A judge Friday determined that the man known as the Pillowcase Rapist can reside in a northern Los Angeles County community when he is released from the Coalinga State Hospital. George Kiriyama reports and shows why some local residents are concerned the rapist may return to the Bay Area.
A judge Friday determined that the man known as the "Pillowcase Rapist" can reside in a northern Los Angeles County community when he is released from the Coalinga State Hospital.
Christopher Hubbart terrorized much of the state in the 1970s and 1980s. He was convicted of raping 38 women during that time in the Los Angeles and Bay Areas, including on the Monroe Middle School campus in San Jose.

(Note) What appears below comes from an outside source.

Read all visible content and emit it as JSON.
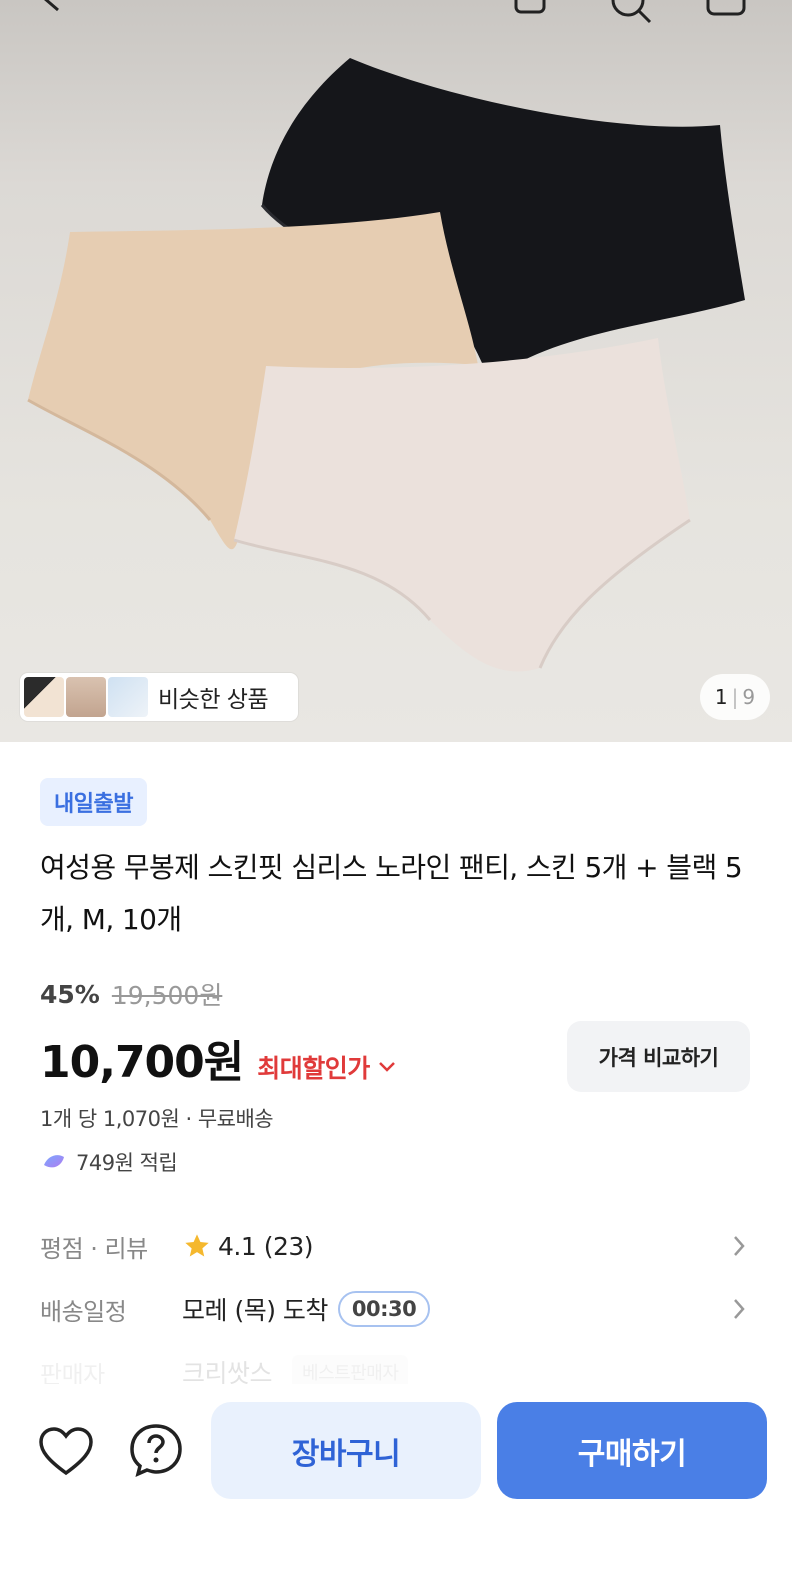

On Friday, Santa Clara County Superior Court Judge Gilbert Brown decided the specifics on where he can live. The preliminary ruling allows Hubbart to reside in Lake Los Angeles, east of Palmdale in northern LA County.
Residents in that community were outraged Friday, with some saying they'll fight the judge's decision while others were adamament they won't be living in Lake Los Angeles much longer.
"This is like a bad dream right now because I'm going to have to move out of this neighborhood now," said Bart Stone, who lives in the community with his 21-year-old daughter.
After Friday's preliminary ruling, the Los Angeles County District Attorney plans to file a formal complaint with the judge. The office has 45 days to file the complaint, and Hubbart will not be released until after the 45-day window provided for local municipalities to register complaints.
The public has until Nov. 29 to submit written complaints to HubbartLASafetyTaskForce@da.lacounty.gov.
"Our priority is to safeguard our residents and make certain Hubbart is obeying all the conditions of his release," said LA County District Attorney Jackie Lacey.
Between 1972 and 1999, Hubbart was arrested and released several times. Now, officials have deemed him safe and made him eligible for release.
He's being let go on a conditional release, which could come as early as December, and will have to wear a GPS monitoring device. If he had committed the crimes in 1994, the state's Three Strikes Law would have kept him behind bars for life.
Hubbart was known as the Pillowcase Rapist because he often used a pillowcase to quiet the screams of his victims. He admitted to raping approximately 40 women between 1971 and 1982.
About two dozen of those rapes were in LA County. In 1979, Hubbart was released to the Bay Area, where he raped 15 more women.